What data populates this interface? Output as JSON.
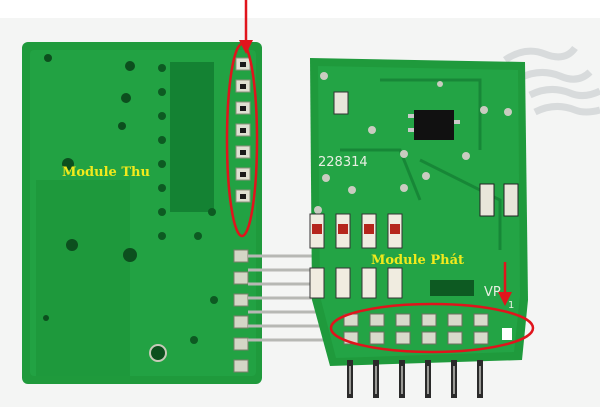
{
  "labels": {
    "receiver": "Module Thu",
    "transmitter": "Module Phát"
  },
  "silkscreen": {
    "chip_code": "228314",
    "vr_mark": "VR",
    "vr_number": "1"
  },
  "colors": {
    "pcb_green": "#1f9a3c",
    "pcb_dark": "#0f6e2a",
    "highlight_red": "#e0141c",
    "label_yellow": "#f2ea1c"
  }
}
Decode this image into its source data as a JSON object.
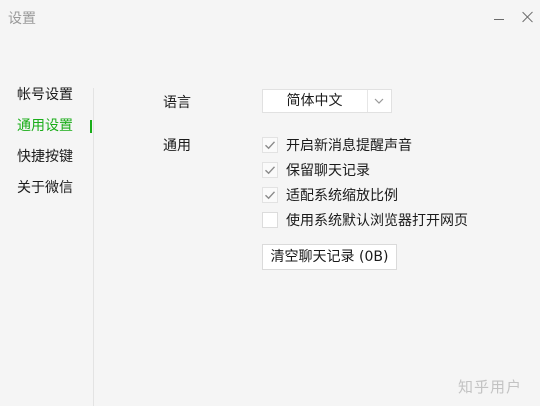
{
  "window": {
    "title": "设置"
  },
  "sidebar": {
    "items": [
      {
        "label": "帐号设置",
        "active": false
      },
      {
        "label": "通用设置",
        "active": true
      },
      {
        "label": "快捷按键",
        "active": false
      },
      {
        "label": "关于微信",
        "active": false
      }
    ]
  },
  "settings": {
    "language_label": "语言",
    "language_value": "简体中文",
    "general_label": "通用",
    "options": [
      {
        "label": "开启新消息提醒声音",
        "checked": true
      },
      {
        "label": "保留聊天记录",
        "checked": true
      },
      {
        "label": "适配系统缩放比例",
        "checked": true
      },
      {
        "label": "使用系统默认浏览器打开网页",
        "checked": false
      }
    ],
    "clear_button_label": "清空聊天记录 (0B)"
  },
  "watermark": "知乎用户",
  "colors": {
    "accent": "#1aad19",
    "check": "#8a8a8a",
    "background": "#f5f5f5"
  },
  "icons": {
    "minimize": "minimize-icon",
    "close": "close-icon",
    "dropdown": "chevron-down-icon",
    "check": "checkmark-icon"
  }
}
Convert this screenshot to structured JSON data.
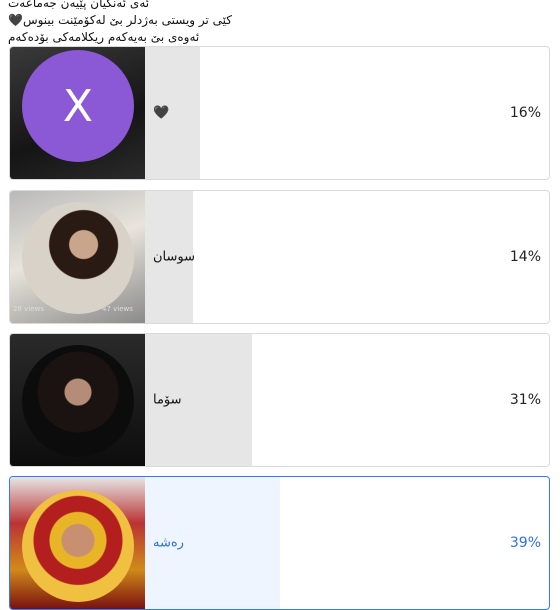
{
  "header": {
    "lines": [
      "ئەی ئەنگیان پێیەن جەماعەت",
      "کێی تر ویستی بەژدلر بێ لەکۆمێنت بینوس🖤",
      "ئەوەی بێ بەیەکەم ریکلامەکی بۆدەکەم"
    ]
  },
  "options": [
    {
      "label": "🖤",
      "percent": "16%",
      "fraction": 0.16,
      "avatar_letter": "X",
      "selected": false
    },
    {
      "label": "سوسان",
      "percent": "14%",
      "fraction": 0.14,
      "selected": false,
      "views_left": "28 views",
      "views_right": "47 views"
    },
    {
      "label": "سۆما",
      "percent": "31%",
      "fraction": 0.31,
      "selected": false
    },
    {
      "label": "رەشە",
      "percent": "39%",
      "fraction": 0.39,
      "selected": true
    }
  ],
  "colors": {
    "accent": "#3478f6",
    "avatar_x": "#8b59d6",
    "bar": "#e6e6e6"
  }
}
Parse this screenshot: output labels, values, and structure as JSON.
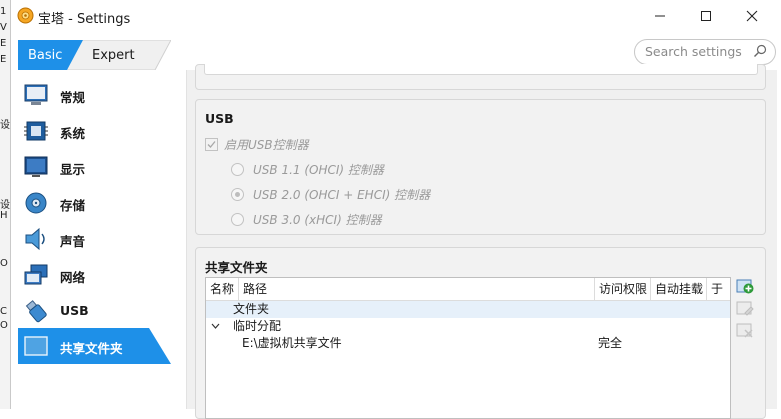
{
  "background": {
    "chars": [
      "1",
      "V",
      "E",
      "E",
      "设",
      "H",
      "O",
      "C",
      "O"
    ]
  },
  "window": {
    "title": "宝塔 - Settings"
  },
  "mode_tabs": {
    "basic": "Basic",
    "expert": "Expert",
    "active": "Basic"
  },
  "search": {
    "placeholder": "Search settings",
    "value": ""
  },
  "sidebar": {
    "items": [
      {
        "label": "常规",
        "icon": "general-monitor-icon"
      },
      {
        "label": "系统",
        "icon": "system-chip-icon"
      },
      {
        "label": "显示",
        "icon": "display-monitor-icon"
      },
      {
        "label": "存储",
        "icon": "storage-disk-icon"
      },
      {
        "label": "声音",
        "icon": "audio-speaker-icon"
      },
      {
        "label": "网络",
        "icon": "network-icon"
      },
      {
        "label": "USB",
        "icon": "usb-icon"
      },
      {
        "label": "共享文件夹",
        "icon": "shared-folder-icon"
      }
    ],
    "selected": "共享文件夹"
  },
  "usb": {
    "title": "USB",
    "enable_label": "启用USB控制器",
    "enabled": true,
    "options": [
      {
        "label": "USB 1.1 (OHCI) 控制器",
        "selected": false
      },
      {
        "label": "USB 2.0 (OHCI + EHCI) 控制器",
        "selected": true
      },
      {
        "label": "USB 3.0 (xHCI) 控制器",
        "selected": false
      }
    ]
  },
  "shared_folders": {
    "title": "共享文件夹",
    "columns": [
      "名称",
      "路径",
      "访问权限",
      "自动挂载",
      "于"
    ],
    "rows": [
      {
        "name": "文件夹",
        "path": "",
        "access": "",
        "automount": "",
        "at": ""
      },
      {
        "name": "临时分配",
        "path": "",
        "access": "",
        "automount": "",
        "at": ""
      },
      {
        "name": "",
        "path": "E:\\虚拟机共享文件",
        "access": "完全",
        "automount": "",
        "at": ""
      }
    ]
  },
  "colors": {
    "accent": "#1e90e8",
    "selection": "#1e90e8",
    "add_icon": "#2e9a3a"
  }
}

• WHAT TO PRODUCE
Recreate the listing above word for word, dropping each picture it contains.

• RESPONSE
What data populates this interface? Output as JSON.
{
  "labels": {
    "receiver": "Module Thu",
    "transmitter": "Module Phát"
  },
  "silkscreen": {
    "chip_code": "228314",
    "vr_mark": "VR",
    "vr_number": "1"
  },
  "colors": {
    "pcb_green": "#1f9a3c",
    "pcb_dark": "#0f6e2a",
    "highlight_red": "#e0141c",
    "label_yellow": "#f2ea1c"
  }
}
Decode this image into its source data as a JSON object.
{
  "window": {
    "title": "设置"
  },
  "sidebar": {
    "items": [
      {
        "label": "帐号设置",
        "active": false
      },
      {
        "label": "通用设置",
        "active": true
      },
      {
        "label": "快捷按键",
        "active": false
      },
      {
        "label": "关于微信",
        "active": false
      }
    ]
  },
  "settings": {
    "language_label": "语言",
    "language_value": "简体中文",
    "general_label": "通用",
    "options": [
      {
        "label": "开启新消息提醒声音",
        "checked": true
      },
      {
        "label": "保留聊天记录",
        "checked": true
      },
      {
        "label": "适配系统缩放比例",
        "checked": true
      },
      {
        "label": "使用系统默认浏览器打开网页",
        "checked": false
      }
    ],
    "clear_button_label": "清空聊天记录 (0B)"
  },
  "watermark": "知乎用户",
  "colors": {
    "accent": "#1aad19",
    "check": "#8a8a8a",
    "background": "#f5f5f5"
  },
  "icons": {
    "minimize": "minimize-icon",
    "close": "close-icon",
    "dropdown": "chevron-down-icon",
    "check": "checkmark-icon"
  }
}
Convert this screenshot to structured JSON data.
{
  "header": {
    "lines": [
      "ئەی ئەنگیان پێیەن جەماعەت",
      "کێی تر ویستی بەژدلر بێ لەکۆمێنت بینوس🖤",
      "ئەوەی بێ بەیەکەم ریکلامەکی بۆدەکەم"
    ]
  },
  "options": [
    {
      "label": "🖤",
      "percent": "16%",
      "fraction": 0.16,
      "avatar_letter": "X",
      "selected": false
    },
    {
      "label": "سوسان",
      "percent": "14%",
      "fraction": 0.14,
      "selected": false,
      "views_left": "28 views",
      "views_right": "47 views"
    },
    {
      "label": "سۆما",
      "percent": "31%",
      "fraction": 0.31,
      "selected": false
    },
    {
      "label": "رەشە",
      "percent": "39%",
      "fraction": 0.39,
      "selected": true
    }
  ],
  "colors": {
    "accent": "#3478f6",
    "avatar_x": "#8b59d6",
    "bar": "#e6e6e6"
  }
}
Parse this screenshot: output labels, values, and structure as JSON.
{
  "background": {
    "chars": [
      "1",
      "V",
      "E",
      "E",
      "设",
      "H",
      "O",
      "C",
      "O"
    ]
  },
  "window": {
    "title": "宝塔 - Settings"
  },
  "mode_tabs": {
    "basic": "Basic",
    "expert": "Expert",
    "active": "Basic"
  },
  "search": {
    "placeholder": "Search settings",
    "value": ""
  },
  "sidebar": {
    "items": [
      {
        "label": "常规",
        "icon": "general-monitor-icon"
      },
      {
        "label": "系统",
        "icon": "system-chip-icon"
      },
      {
        "label": "显示",
        "icon": "display-monitor-icon"
      },
      {
        "label": "存储",
        "icon": "storage-disk-icon"
      },
      {
        "label": "声音",
        "icon": "audio-speaker-icon"
      },
      {
        "label": "网络",
        "icon": "network-icon"
      },
      {
        "label": "USB",
        "icon": "usb-icon"
      },
      {
        "label": "共享文件夹",
        "icon": "shared-folder-icon"
      }
    ],
    "selected": "共享文件夹"
  },
  "usb": {
    "title": "USB",
    "enable_label": "启用USB控制器",
    "enabled": true,
    "options": [
      {
        "label": "USB 1.1 (OHCI) 控制器",
        "selected": false
      },
      {
        "label": "USB 2.0 (OHCI + EHCI) 控制器",
        "selected": true
      },
      {
        "label": "USB 3.0 (xHCI) 控制器",
        "selected": false
      }
    ]
  },
  "shared_folders": {
    "title": "共享文件夹",
    "columns": [
      "名称",
      "路径",
      "访问权限",
      "自动挂载",
      "于"
    ],
    "rows": [
      {
        "name": "文件夹",
        "path": "",
        "access": "",
        "automount": "",
        "at": ""
      },
      {
        "name": "临时分配",
        "path": "",
        "access": "",
        "automount": "",
        "at": ""
      },
      {
        "name": "",
        "path": "E:\\虚拟机共享文件",
        "access": "完全",
        "automount": "",
        "at": ""
      }
    ]
  },
  "colors": {
    "accent": "#1e90e8",
    "selection": "#1e90e8",
    "add_icon": "#2e9a3a"
  }
}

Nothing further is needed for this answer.